The omissions generated as much comment during the summit as did the actual content of the proposal. It makes no mention of Russia’s troops in Transnistria and obligation to withdraw them; and it seemingly ignores the Transnistria army (Russian under Transnistria’s flag) and the Moscow-controlled internal security apparatus there. Such omissions implicitly suggest that the proposed elections are to be held in the presence of those forces. The proposal makes no reference to Moldova’s sovereignty, constitution, and political system, and mentions the name of Moldova once altogether.

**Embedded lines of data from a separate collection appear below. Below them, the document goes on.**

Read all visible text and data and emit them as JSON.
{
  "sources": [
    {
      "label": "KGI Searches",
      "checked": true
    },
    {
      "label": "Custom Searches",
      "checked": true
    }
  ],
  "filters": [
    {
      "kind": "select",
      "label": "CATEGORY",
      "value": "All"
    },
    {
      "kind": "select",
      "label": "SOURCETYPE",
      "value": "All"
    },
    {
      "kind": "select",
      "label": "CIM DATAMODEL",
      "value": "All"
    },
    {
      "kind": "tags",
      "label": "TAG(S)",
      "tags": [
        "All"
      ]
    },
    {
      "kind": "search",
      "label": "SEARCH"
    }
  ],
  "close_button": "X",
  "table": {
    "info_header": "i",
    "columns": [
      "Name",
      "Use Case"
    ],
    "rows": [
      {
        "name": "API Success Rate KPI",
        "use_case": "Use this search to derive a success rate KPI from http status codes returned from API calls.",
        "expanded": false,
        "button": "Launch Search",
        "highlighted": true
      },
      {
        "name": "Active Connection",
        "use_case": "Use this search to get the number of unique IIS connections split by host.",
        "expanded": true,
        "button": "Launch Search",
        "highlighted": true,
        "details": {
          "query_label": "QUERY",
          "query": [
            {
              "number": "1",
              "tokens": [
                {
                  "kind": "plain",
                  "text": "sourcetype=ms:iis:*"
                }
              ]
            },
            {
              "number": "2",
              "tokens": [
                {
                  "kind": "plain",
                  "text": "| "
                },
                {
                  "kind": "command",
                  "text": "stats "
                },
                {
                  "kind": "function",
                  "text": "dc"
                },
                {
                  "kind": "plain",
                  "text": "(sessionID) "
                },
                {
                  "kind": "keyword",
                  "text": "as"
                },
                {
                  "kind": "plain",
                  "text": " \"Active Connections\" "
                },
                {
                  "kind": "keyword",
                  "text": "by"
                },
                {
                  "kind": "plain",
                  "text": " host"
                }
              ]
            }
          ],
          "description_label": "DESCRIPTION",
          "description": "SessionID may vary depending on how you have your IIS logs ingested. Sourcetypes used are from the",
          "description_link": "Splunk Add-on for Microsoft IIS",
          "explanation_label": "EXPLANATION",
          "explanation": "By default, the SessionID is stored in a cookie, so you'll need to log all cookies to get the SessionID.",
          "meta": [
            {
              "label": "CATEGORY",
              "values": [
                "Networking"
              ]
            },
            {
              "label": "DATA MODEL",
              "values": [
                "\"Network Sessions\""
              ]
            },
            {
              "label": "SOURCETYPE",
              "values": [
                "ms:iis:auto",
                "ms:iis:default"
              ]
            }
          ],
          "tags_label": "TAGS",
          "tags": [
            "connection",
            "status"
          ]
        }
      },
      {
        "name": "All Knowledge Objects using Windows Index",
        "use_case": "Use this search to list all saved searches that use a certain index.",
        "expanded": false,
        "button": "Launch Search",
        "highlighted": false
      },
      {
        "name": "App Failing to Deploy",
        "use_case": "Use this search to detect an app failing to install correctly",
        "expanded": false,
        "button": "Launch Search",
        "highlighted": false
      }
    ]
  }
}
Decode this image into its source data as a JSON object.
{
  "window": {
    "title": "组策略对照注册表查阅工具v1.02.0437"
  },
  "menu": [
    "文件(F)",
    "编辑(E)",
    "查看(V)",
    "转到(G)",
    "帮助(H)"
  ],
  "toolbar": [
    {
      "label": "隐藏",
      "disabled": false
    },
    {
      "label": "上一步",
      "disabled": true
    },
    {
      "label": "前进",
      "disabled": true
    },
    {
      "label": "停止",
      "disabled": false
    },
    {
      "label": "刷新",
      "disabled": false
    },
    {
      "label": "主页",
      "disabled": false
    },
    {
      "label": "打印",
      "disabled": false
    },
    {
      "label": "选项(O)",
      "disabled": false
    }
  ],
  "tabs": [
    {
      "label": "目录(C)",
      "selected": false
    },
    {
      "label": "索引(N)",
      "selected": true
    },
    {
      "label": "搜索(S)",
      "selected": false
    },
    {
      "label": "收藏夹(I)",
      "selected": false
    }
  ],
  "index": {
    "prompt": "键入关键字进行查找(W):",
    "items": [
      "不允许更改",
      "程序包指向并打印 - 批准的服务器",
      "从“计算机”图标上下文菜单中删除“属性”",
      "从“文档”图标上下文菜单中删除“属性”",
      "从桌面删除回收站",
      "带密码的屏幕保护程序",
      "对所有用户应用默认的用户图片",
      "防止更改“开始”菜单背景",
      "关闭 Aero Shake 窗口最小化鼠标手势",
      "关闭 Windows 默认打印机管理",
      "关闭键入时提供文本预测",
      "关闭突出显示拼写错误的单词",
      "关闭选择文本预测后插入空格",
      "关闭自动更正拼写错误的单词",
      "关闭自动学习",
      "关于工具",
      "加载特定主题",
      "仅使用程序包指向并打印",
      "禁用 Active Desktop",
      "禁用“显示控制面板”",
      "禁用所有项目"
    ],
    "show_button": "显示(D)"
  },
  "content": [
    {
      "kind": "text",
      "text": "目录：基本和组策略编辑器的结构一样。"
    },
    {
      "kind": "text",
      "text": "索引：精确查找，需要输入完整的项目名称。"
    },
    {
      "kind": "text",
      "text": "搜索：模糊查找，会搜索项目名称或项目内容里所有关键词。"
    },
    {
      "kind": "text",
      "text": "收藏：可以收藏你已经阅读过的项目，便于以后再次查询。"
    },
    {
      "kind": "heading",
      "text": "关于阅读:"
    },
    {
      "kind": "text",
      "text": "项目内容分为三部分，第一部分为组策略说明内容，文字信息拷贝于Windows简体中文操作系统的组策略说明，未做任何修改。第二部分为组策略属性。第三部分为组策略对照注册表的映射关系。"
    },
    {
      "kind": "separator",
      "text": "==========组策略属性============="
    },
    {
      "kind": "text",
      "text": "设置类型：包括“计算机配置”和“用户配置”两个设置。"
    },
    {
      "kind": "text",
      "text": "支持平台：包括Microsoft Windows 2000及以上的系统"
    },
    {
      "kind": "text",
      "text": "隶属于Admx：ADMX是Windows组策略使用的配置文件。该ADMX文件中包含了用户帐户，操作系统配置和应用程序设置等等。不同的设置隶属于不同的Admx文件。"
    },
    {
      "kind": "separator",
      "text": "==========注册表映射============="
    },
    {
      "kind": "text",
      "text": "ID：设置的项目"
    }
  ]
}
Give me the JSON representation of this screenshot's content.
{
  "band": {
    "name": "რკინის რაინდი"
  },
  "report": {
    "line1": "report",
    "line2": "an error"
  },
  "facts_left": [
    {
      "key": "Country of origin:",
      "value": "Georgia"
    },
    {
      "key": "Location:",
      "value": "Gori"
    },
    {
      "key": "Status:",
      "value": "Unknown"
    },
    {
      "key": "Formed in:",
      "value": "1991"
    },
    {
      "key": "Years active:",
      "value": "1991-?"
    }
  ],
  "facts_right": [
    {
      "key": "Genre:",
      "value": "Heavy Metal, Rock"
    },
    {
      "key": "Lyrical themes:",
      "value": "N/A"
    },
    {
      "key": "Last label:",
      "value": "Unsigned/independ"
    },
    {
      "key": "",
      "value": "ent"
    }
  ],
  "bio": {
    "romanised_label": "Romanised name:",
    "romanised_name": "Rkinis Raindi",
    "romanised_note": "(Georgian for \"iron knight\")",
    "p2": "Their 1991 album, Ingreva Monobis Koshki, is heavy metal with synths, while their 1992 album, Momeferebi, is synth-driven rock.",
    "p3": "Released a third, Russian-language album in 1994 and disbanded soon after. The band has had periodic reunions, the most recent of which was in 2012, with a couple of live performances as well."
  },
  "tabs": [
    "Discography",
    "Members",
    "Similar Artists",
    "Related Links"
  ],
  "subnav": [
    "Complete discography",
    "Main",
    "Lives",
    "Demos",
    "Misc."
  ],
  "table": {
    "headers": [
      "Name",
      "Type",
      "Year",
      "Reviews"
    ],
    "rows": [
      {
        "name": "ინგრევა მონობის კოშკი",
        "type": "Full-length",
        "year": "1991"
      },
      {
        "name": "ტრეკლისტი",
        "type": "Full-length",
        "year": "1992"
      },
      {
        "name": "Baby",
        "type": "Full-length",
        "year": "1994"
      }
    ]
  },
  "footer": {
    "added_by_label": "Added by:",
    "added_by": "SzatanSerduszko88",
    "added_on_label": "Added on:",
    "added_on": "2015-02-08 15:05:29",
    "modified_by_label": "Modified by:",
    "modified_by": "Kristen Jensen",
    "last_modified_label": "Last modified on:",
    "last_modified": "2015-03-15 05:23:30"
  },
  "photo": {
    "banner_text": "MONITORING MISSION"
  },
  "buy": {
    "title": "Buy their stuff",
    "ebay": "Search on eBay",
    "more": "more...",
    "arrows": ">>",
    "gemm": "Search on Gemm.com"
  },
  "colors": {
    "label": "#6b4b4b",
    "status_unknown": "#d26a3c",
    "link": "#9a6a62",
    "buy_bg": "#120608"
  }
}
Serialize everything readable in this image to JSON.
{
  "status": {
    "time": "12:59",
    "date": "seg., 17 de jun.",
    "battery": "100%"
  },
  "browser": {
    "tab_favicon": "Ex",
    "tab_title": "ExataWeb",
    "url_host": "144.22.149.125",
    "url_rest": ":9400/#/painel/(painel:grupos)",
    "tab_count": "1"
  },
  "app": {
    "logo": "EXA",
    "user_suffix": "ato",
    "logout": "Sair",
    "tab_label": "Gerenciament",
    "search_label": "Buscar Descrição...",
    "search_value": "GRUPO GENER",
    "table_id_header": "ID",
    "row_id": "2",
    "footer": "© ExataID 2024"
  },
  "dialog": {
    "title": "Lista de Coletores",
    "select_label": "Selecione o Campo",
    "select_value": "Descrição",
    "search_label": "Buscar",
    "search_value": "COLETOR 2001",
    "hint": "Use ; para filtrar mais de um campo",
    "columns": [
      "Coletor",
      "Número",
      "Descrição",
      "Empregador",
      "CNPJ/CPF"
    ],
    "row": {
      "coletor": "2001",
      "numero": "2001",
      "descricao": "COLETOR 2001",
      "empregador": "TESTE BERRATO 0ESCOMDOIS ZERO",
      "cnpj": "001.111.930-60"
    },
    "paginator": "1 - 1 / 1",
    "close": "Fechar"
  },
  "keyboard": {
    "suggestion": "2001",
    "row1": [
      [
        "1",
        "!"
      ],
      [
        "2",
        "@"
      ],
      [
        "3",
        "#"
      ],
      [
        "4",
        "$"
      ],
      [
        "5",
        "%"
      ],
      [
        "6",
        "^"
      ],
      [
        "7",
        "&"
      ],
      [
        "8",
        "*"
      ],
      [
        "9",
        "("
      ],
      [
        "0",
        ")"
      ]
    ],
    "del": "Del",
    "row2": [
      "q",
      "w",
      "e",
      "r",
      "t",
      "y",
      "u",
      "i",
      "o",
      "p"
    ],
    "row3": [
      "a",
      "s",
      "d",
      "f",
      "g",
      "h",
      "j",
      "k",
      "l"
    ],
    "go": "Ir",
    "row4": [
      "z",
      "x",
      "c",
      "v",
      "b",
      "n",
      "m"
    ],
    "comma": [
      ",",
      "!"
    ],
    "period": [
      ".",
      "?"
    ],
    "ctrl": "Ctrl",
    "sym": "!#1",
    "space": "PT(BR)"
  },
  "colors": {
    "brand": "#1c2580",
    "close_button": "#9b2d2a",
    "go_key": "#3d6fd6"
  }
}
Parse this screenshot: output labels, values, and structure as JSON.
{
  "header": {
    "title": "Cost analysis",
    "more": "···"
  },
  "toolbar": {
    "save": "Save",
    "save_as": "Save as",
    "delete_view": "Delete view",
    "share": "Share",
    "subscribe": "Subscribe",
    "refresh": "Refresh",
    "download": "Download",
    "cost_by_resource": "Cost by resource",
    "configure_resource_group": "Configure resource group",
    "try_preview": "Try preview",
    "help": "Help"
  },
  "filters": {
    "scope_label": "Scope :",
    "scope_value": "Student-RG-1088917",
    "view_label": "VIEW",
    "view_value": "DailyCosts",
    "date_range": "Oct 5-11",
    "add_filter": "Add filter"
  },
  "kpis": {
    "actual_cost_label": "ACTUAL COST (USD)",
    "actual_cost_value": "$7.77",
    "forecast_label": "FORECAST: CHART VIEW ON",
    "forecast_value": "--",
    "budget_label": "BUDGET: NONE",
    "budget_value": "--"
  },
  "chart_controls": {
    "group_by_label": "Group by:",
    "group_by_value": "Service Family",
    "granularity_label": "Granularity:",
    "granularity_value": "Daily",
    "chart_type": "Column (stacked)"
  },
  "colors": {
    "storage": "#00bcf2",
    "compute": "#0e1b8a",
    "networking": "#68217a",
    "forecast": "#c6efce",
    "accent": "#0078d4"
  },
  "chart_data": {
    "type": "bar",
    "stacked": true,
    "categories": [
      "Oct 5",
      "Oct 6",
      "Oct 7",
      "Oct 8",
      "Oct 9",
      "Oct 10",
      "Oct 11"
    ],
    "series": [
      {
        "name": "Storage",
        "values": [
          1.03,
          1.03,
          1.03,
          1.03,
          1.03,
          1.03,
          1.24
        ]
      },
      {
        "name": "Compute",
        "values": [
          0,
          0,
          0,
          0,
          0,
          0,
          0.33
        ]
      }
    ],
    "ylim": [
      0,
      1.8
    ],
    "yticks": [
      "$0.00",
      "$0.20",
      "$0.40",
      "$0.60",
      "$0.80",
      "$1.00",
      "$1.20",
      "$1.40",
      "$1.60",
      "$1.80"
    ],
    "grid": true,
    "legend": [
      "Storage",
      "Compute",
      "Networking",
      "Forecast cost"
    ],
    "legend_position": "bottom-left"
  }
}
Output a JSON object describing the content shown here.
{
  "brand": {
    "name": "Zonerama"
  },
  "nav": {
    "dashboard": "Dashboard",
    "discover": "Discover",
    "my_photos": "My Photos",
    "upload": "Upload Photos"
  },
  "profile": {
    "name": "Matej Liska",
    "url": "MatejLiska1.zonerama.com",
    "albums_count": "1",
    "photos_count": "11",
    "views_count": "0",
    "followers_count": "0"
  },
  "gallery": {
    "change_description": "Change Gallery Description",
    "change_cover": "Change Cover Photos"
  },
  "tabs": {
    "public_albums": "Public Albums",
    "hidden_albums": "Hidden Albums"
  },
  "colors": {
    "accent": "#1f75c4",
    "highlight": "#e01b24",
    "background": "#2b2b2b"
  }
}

Points 1, 2, and 3 seemingly expect Transnistria’s incumbent authorities to conduct free and democratic elections, and “soon.” Ukrainian delegates suggested informally that the elections could be held in a matter of months (September to December 2005 were mentioned as possible dates). However, absent political parties, civil-society structures, free media, and all the other prerequisites, and with a population whose only political experience is that of Soviet-type voting (after 1991 as well), and Russian state television its main source of information, the quick-fix elections could only return the incumbent authorities to power. Such elections would merely legitimize the existing “Administration of Transnistria,” a new term launched by this proposal, and implying at least de facto recognition (under Point 6 as well). At most, such elections may result in replacing some individuals in Tiraspol’s leadership, but not the system and structures of power there.

Point 4 stops far short of envisaging a full-fledged political role for the European Union and the United States in the settlement. It excludes Moldova’s neighbor and next-of-kin Romania, even as Kyiv justifies its own role by citing geographic proximity and concern for the Ukrainian minority. Point 5 would significantly improve on the existing situation; but the OSCE is too discredited by its 12-year track record, and too dependent now on Russia for its sheer survival, to sponsor such a mission in Transnistria. Point 5 initially envisaged (and the Ukrainian side also mentioned verbally) the possibility of deploying a 600-strong Ukrainian battalion to Transnistria.

Points 6 and 7 seem to envisage only sporadic monitoring (short of intrusive inspections), without an actual monitoring mechanism. Implementation seems subject to Transnistria authorities’ consent (fully so for the military factories, partly so for customs). No reference is made to Russia’s vast arsenals, though they are as likely as “Transnistrian” factories to feed the illegal arms trade.

Point 7 ignores Moldova’s lawful customs authority. The proposed “short-term monitoring” and “checking” would not stop the illicit trade through “Europe’s largest black hole.” It would allow Transnistria to continue massively exporting and re-exporting goods, subject only to “checking” (presumably for arms and drugs). The proposed sequencing — political solution at the outset, customs measures at the end of the process — would maintain Tiraspol’s bargaining power, instead of weakening it through serious border controls and proceeding only afterward to the political stage.

The European Union has been asking Ukraine since 2001 to close the black hole on that border. The Kuchma regime refused or eschewed the EU’s demarches. Many suspected at the time — and some in the new Ukrainian authorities are certain — that corrupt officials in the Odessa oblast and in Kyiv took their cut from Transnistria’s illicit trade, which also created political complicities that persist between Tiraspol and elements in Ukraine’s authorities. Initially, the new leadership in Kyiv declared that it was prepared to stop the illicit trade on that border. It briefly introduced some restrictions, but lifted them in March, when Poroshenko’s Council took over the lead role on the Transnistria issue from the Foreign Affairs Ministry.